17 March 2022

Knowing ourselves - believing in a brighter future

You might have started to notice it already – ‘Believe in a brighter future’ featuring in our stories, on our social media, in meetings and presentations. So, what’s it all about and why are we moving away from talking about ‘Rebuilding young people’s confidence’?

In February 2020, we launched 'Better connections, bigger impact - our Ambitions for 2020-22'. This laid out the Trust’s three-year strategy for building stronger relationships with, and making a greater long-term difference to, more young people who had been treated for cancer.

One of our nine Ambitions was to ‘Know Ourselves’ – to review our purpose, brand story and core messages to evolve how we think about, communicate, and raise awareness of the Trust.

Despite the pandemic, that spring we started working with social impact specialists, Trust Impact, to explore how and in what ways the Ellen MacArthur Cancer Trust made a difference to young people. This included interviewing young people, families, charity and hospital partners, our team, and other key partners to really understand what the Trust meant to them and why.

What we heard was the Trust was about so much more than ‘rebuilding confidence’; that some young people didn’t need their confidence rebuilt, that they gained other things from the Trust, that ‘confidence’ was a complex concept with many aspects, that it was almost something bigger.

Our Patron, Dame Ellen MacArthur, has always said the Trust is not really about the sailing, but the environment being on a boat creates. Sailing is just the vehicle and on the boat some magic happens. What we heard was what that ‘magic’ meant to different young people.

Real change

This led to Trust Impact revising our Theory of Change. A Theory of Change is simply charity-speak for understanding the effect of what you do on the people you support. We learned that through our sailing and outdoor adventure activities young people experience four main changes.

These changes could happen on one trip and/or build over time as young people come back to the Trust year-on-year. The culmination was that young people experience improved mental wellbeing because of their involvement in the Trust.

That is our impact. So, how do we now talk about that to make better connections with and have a bigger impact on more young people?
Ellen MacArthur Cancer Trust Theory of Change graphic

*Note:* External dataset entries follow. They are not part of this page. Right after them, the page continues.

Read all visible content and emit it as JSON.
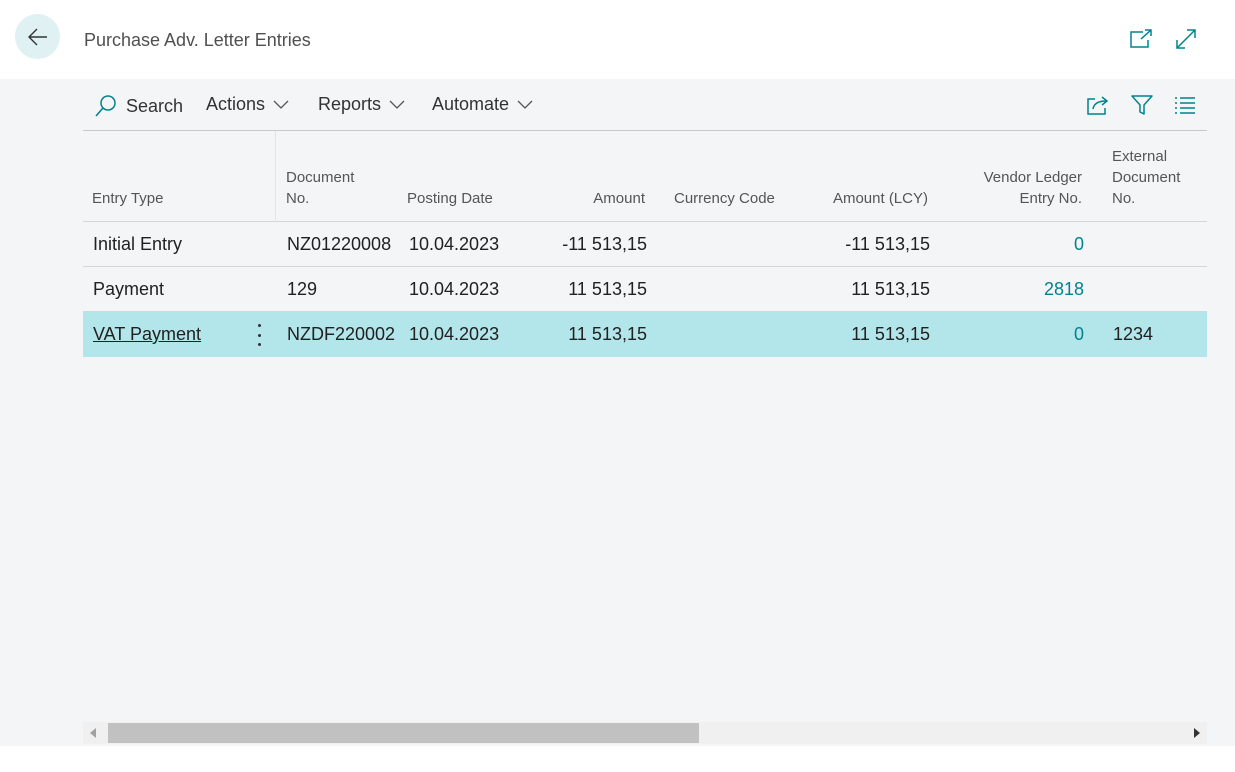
{
  "header": {
    "title": "Purchase Adv. Letter Entries",
    "back_icon": "arrow-left-icon",
    "open_new_window_icon": "open-in-new-window-icon",
    "expand_icon": "expand-icon"
  },
  "toolbar": {
    "search_label": "Search",
    "actions_label": "Actions",
    "reports_label": "Reports",
    "automate_label": "Automate",
    "share_icon": "share-icon",
    "filter_icon": "filter-icon",
    "list_icon": "list-view-icon"
  },
  "table": {
    "columns": {
      "entry_type": "Entry Type",
      "document_no_1": "Document",
      "document_no_2": "No.",
      "posting_date": "Posting Date",
      "amount": "Amount",
      "currency_code": "Currency Code",
      "amount_lcy": "Amount (LCY)",
      "vendor_ledger_1": "Vendor Ledger",
      "vendor_ledger_2": "Entry No.",
      "external_doc_1": "External",
      "external_doc_2": "Document",
      "external_doc_3": "No."
    },
    "rows": [
      {
        "entry_type": "Initial Entry",
        "document_no": "NZ01220008",
        "posting_date": "10.04.2023",
        "amount": "-11 513,15",
        "currency_code": "",
        "amount_lcy": "-11 513,15",
        "vendor_ledger_entry_no": "0",
        "external_document_no": ""
      },
      {
        "entry_type": "Payment",
        "document_no": "129",
        "posting_date": "10.04.2023",
        "amount": "11 513,15",
        "currency_code": "",
        "amount_lcy": "11 513,15",
        "vendor_ledger_entry_no": "2818",
        "external_document_no": ""
      },
      {
        "entry_type": "VAT Payment",
        "document_no": "NZDF220002",
        "posting_date": "10.04.2023",
        "amount": "11 513,15",
        "currency_code": "",
        "amount_lcy": "11 513,15",
        "vendor_ledger_entry_no": "0",
        "external_document_no": "1234"
      }
    ],
    "selected_row": 3
  },
  "colors": {
    "accent": "#00838f",
    "selected_row": "#b2e6ea",
    "back_button_bg": "#dff1f3"
  }
}
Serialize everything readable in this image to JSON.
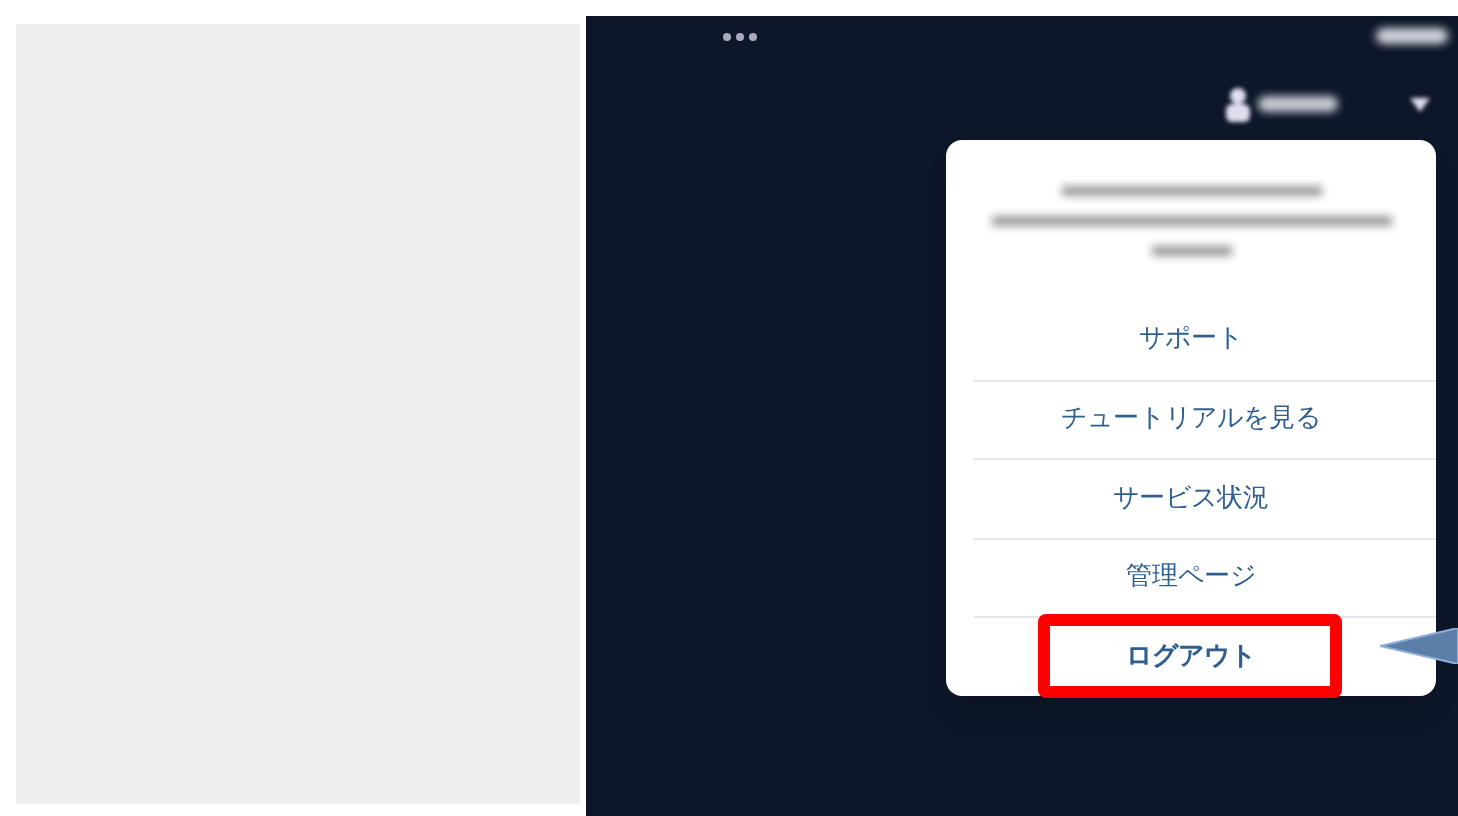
{
  "menu": {
    "items": [
      {
        "label": "サポート",
        "highlighted": false
      },
      {
        "label": "チュートリアルを見る",
        "highlighted": false
      },
      {
        "label": "サービス状況",
        "highlighted": false
      },
      {
        "label": "管理ページ",
        "highlighted": false
      },
      {
        "label": "ログアウト",
        "highlighted": true
      }
    ]
  }
}
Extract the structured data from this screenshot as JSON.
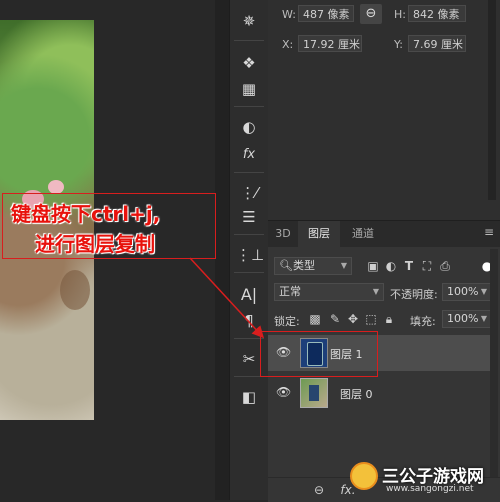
{
  "properties": {
    "width_label": "W:",
    "width_value": "487 像素",
    "height_label": "H:",
    "height_value": "842 像素",
    "x_label": "X:",
    "x_value": "17.92 厘米",
    "y_label": "Y:",
    "y_value": "7.69 厘米"
  },
  "layers_panel": {
    "tabs": [
      "3D",
      "图层",
      "通道"
    ],
    "active_tab": "图层",
    "filter_label": "类型",
    "blend_mode": "正常",
    "opacity_label": "不透明度:",
    "opacity_value": "100%",
    "lock_label": "锁定:",
    "fill_label": "填充:",
    "fill_value": "100%",
    "layers": [
      {
        "name": "图层 1",
        "selected": true
      },
      {
        "name": "图层 0",
        "selected": false
      }
    ],
    "bottom_icon_fx": "fx."
  },
  "annotation": {
    "line1": "键盘按下ctrl+j,",
    "line2": "进行图层复制",
    "color": "#e8120c"
  },
  "watermark": {
    "title": "三公子游戏网",
    "url": "www.sangongzi.net"
  },
  "icons": {
    "tools": [
      "settings-gear-icon",
      "color-swatches-icon",
      "grid-icon",
      "half-circle-icon",
      "fx-icon",
      "brush-settings-icon",
      "sliders-icon",
      "clone-source-icon",
      "character-icon",
      "paragraph-icon",
      "scissors-tools-icon",
      "navigator-icon"
    ]
  }
}
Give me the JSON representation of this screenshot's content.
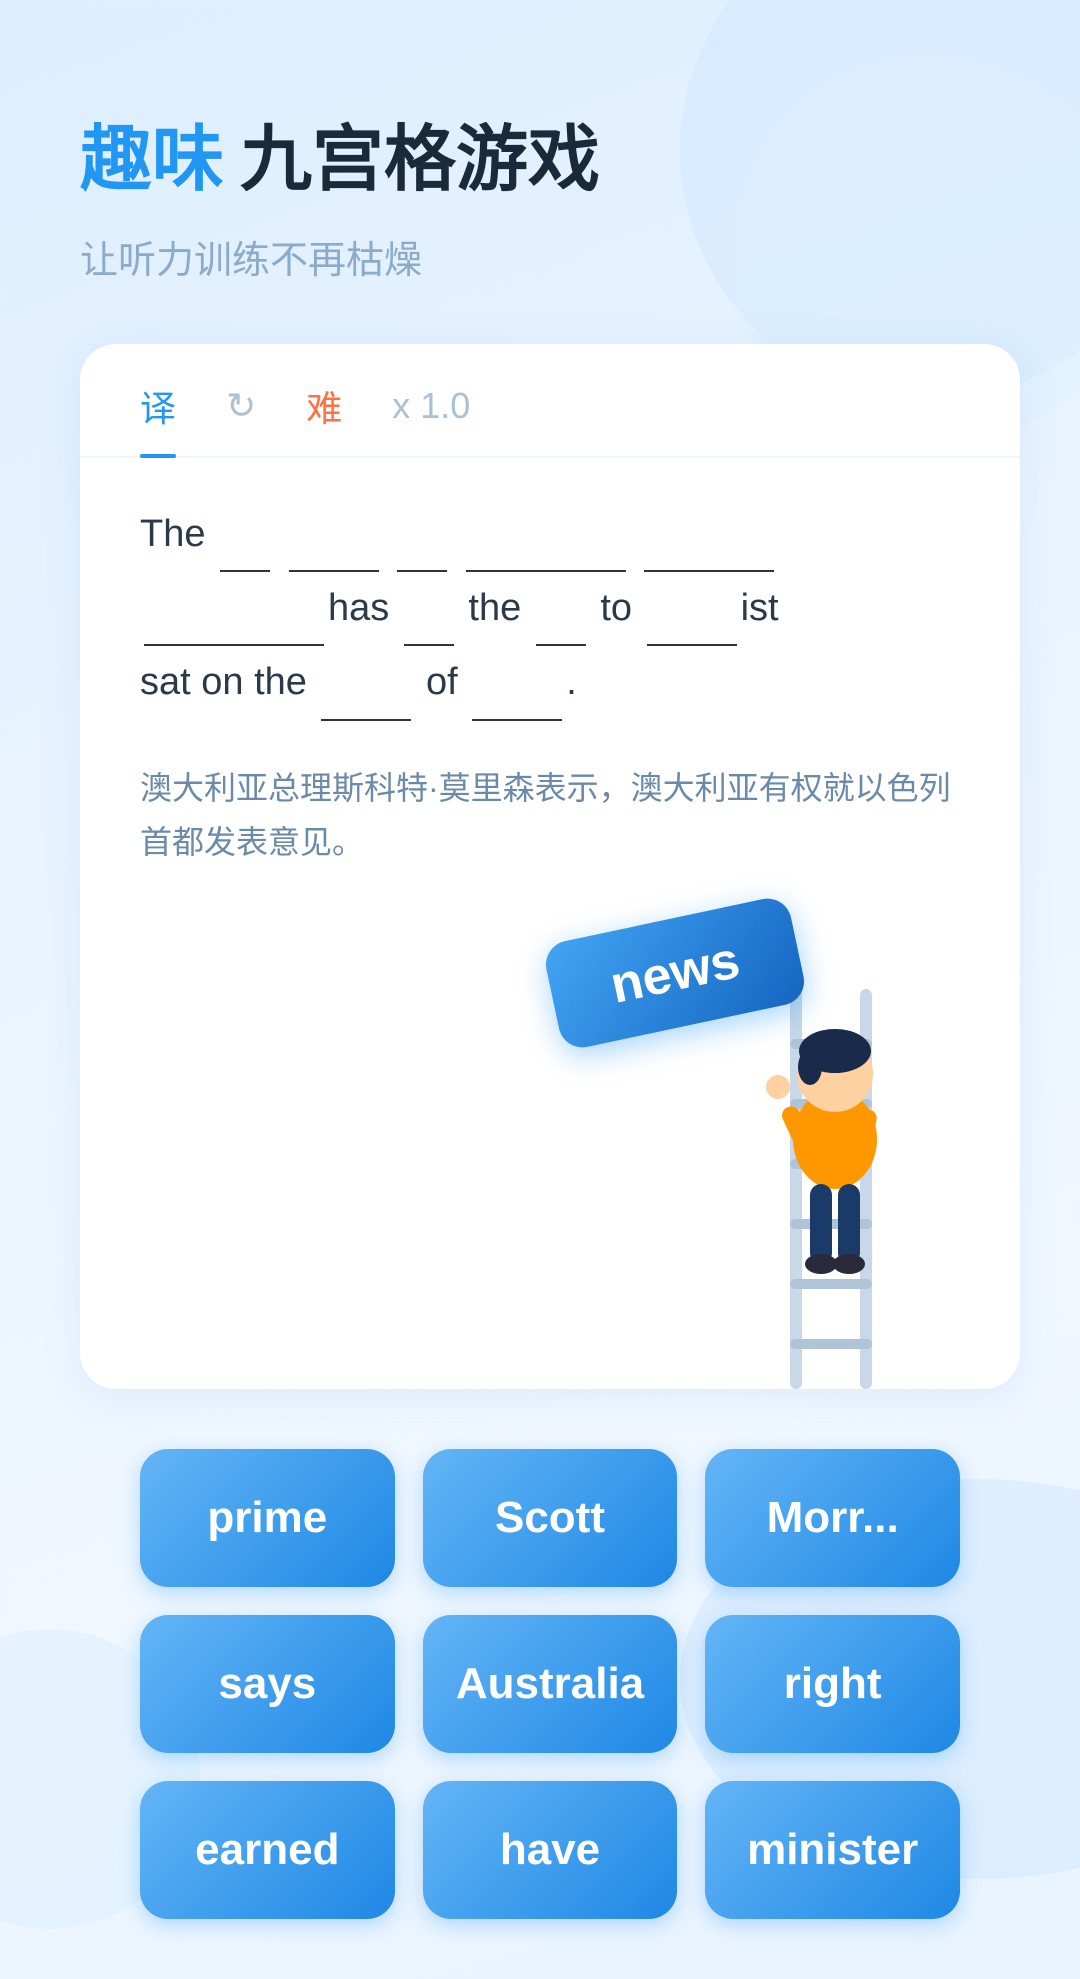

Belief in a brighter future

‘Possibility’ was a common theme from the research.

“Because of the Trust I could now…” and that sentence would finish with anything from apply for university to go to a sleepover at my friend’s house. And that’s the key. The Trust supports young people aged 8-24. What a young person gains will vary dramatically depending on what stage of their young life they are at.

Whether it comes from being away from home, meeting others who ‘get it’ and understand how they feel, standing at the helm and pulling sails on a boat, talking to volunteers who were themselves supported by the Trust after cancer treatment, or just having the permission to have fun, young people – regardless of their age – feel able to do something that they couldn’t before their trip(s).

Because of the Trust, young people feel graphic

It is not about what the Trust does, but the difference the Trust makes, and that is aspirational, young people believing in a brighter future, tomorrow or in 10 years’ time.

This is something that will keep evolving, as before and after their trip we will ask each young person how they are feeling (using the recommended Warwick-Edinburgh Mental Wellbeing scale) and use this feedback to see where and in what ways we have our greatest impact, to then do more of the things that work best.

Talking about the Trust

Now we ‘Know Ourselves’, we need to achieve another of our Ambitions to ‘Be Consistent’ – to speak confidently with one voice about the difference the Trust makes to young people living through and beyond cancer.

Why? So more young people and families really understand how the Trust can help as they start to try to make sense of the world and their place in it after their treatment has ended.

That is why we have now produced new Style Guidelines, incorporating our updated purpose and ‘Believe in a brighter future’ tagline, to help us ‘Be consistent’ and clearly communicate our impact to the Trust community and the wider public.

Every young person should feel accepted, independent, and optimistic living through and beyond cancer. By putting this out into the world, we hope more young people will turn to the Trust for support when and if they need it.

We want to inspire more young people to believe in a brighter future.